At the United Nations, there is a popular saying – all roads lead to the Fifth – the “Fifth” here is the General Assembly’s main Administrative and Budgetary Committee, where all financial and programme matters concerning the UN system, are discussed.
In this series on the work of the General Assembly, UN News gives you an inside look at the critical work of the Fifth Committee.
Ambassador Gillian Bird, the Permanent Representative of Australia to the UN and the current chair of Fifth Committee, explained the unique role of the Committee to UN News in an exclusive interview.
“The Committee is responsible for all of the administrative and budgetary matters of the UN, every year it considers and approves the Organization’s budget,” she said.
Given the enormity of the issues it has to consider – from reports of the Board of Auditors and overseeing the UN’s expenses and human resource management, to financing UN peacekeeping operations – delegates and staff often find themselves in UN Headquarters at weekends and burning the midnight oil on week nights.
Ambassador Bird, who earlier in her diplomatic career served as a delegate to the Fifth Committee, said that her priority as the chair is to try to move away from this stressful 24/7 work schedule.
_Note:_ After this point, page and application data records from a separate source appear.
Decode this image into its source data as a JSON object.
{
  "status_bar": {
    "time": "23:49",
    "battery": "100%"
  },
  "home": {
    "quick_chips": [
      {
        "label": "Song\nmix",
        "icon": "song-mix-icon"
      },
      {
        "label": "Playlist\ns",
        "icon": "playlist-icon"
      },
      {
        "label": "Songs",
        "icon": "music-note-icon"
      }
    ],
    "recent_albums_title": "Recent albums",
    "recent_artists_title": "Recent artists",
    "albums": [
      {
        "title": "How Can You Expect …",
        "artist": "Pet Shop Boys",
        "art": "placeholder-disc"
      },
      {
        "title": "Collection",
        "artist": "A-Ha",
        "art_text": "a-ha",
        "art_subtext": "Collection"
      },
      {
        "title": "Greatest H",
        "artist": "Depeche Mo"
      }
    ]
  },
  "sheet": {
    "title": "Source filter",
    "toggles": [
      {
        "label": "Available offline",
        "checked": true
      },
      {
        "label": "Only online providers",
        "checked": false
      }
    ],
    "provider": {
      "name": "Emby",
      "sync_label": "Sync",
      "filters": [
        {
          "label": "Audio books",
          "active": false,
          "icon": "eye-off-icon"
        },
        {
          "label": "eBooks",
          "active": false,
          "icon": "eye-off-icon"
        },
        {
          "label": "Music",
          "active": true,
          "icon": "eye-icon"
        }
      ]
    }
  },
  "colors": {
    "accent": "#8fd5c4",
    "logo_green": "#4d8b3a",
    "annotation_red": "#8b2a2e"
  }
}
“I think we all work better if we are not working around the clock and on weekends.”
During its current, 73rd session, the Fifth Committee successfully concluded the main part of its work on 22 December, having started on 9 October.
Late last month, the General Assembly plenary acted on the recommendations of the Fifth, adopting 16 resolutions, including two resolutions on the scale of assessments, one for the regular budget and another for peacekeeping. Details can be found here.
The Assembly also approved $651.24 million for the UN’s special political missions, a recommendation that came straight from the Fifth Committee.
Working by consensus to find common ground
Another unique characteristic of the work of the Fifth Committee, is that it strives to make all its decisions by consensus. This working style is not a firm rule, but more of a tradition and a practice at the Fifth, and at times the discussions move into so-called “informal informals”.
Chairperson Bird explains: “Delegations discuss in a really informal setting, for example the nearest available sofa, to try to find common ground.”
You can read our other in-depth explainers on the crucial work of the General Assembly Committees below: